Laurel Hubbard, the transgender weightlifter who will represent New Zealand at the Commonwealth Games, appears to be determined to compete yet thoughtful about the concerns expressed by her detractors. She asks them to ‘look at the bigger picture,’ yet seems unsure if the current laws on transgender participation will remain or evolve, perhaps more in line with the perceptions of athletes who look upon her participation as cheating.
It may be that President Trump’s plan for keeping American students safe from gunmen is the right one, or at least the only immediately realistic one. Armed teachers and armed guards in schools is a scary thought from this distance but has anyone else got a better answer?
Boxing promoters tend to tag their talent with silly names like The Brown Bomber (Joe Louis), Iron Mike (Tyson), The Real Deal (Evander Hollyfield), and perhaps the silliest, Tuaman, (New Zealand’s David Tua). Boxing is a jarring sport – our current brown hope, Joseph Parker, is about to find out just how jarring.
When I was a CYFS social worker I knew a woman who clubbed her ten-year-old son with a rock enclosed in a supermarket bag.

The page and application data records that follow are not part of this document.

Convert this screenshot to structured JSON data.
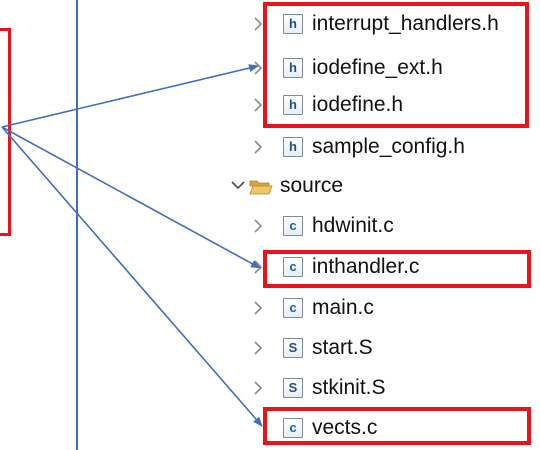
{
  "tree": {
    "items": [
      {
        "name": "interrupt_handlers.h",
        "type": "header",
        "badge": "h"
      },
      {
        "name": "iodefine_ext.h",
        "type": "header",
        "badge": "h"
      },
      {
        "name": "iodefine.h",
        "type": "header",
        "badge": "h"
      },
      {
        "name": "sample_config.h",
        "type": "header",
        "badge": "h"
      },
      {
        "name": "source",
        "type": "folder",
        "expanded": true
      },
      {
        "name": "hdwinit.c",
        "type": "c-source",
        "badge": "c"
      },
      {
        "name": "inthandler.c",
        "type": "c-source",
        "badge": "c"
      },
      {
        "name": "main.c",
        "type": "c-source",
        "badge": "c"
      },
      {
        "name": "start.S",
        "type": "asm-source",
        "badge": "S"
      },
      {
        "name": "stkinit.S",
        "type": "asm-source",
        "badge": "S"
      },
      {
        "name": "vects.c",
        "type": "c-source",
        "badge": "c"
      }
    ]
  },
  "highlighted_items": [
    "interrupt_handlers.h",
    "iodefine_ext.h",
    "iodefine.h",
    "inthandler.c",
    "vects.c"
  ],
  "colors": {
    "highlight": "#e8131b",
    "arrow": "#3f6fbd",
    "folder": "#e9b84a"
  }
}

It would be wrong to assume she was an ignorant person lacking in moral standards. In fact she was a churchgoer who described herself as a fundamental Christian. And she could hold a decent argument on the matter. However, it is fair to say her housekeeping was not as well organised as her Christian beliefs.
I started my cycle circuit of Northern Southland’s Eyre Mountains from Cromwell at 7am on a Saturday morning. But traffic around these parts has increased markedly and 7am was at least an hour too late for a quiet road. It was not until just past the Nevis Bluff in the Kawarau Gorge that a cycle path allowed me to get off the road.I put my tent up in the Arrowtown motor camp. $20.
Our understanding of suicide is at best fragmentary. It’s complicated by our attitudes, religious beliefs, whether the deceased was a close friend or family member. The most acceptable position to settle on when someone close has committed suicide is to say, ‘the balance of his mind was disturbed’. It offers more satisfaction than living with a lifelong unresolved quest for answers. Mental disturbance has the advantage of absolving both the subject and survivors of moral examination and uncertainty. Nevertheless, a degree of uncertainty is inevitable.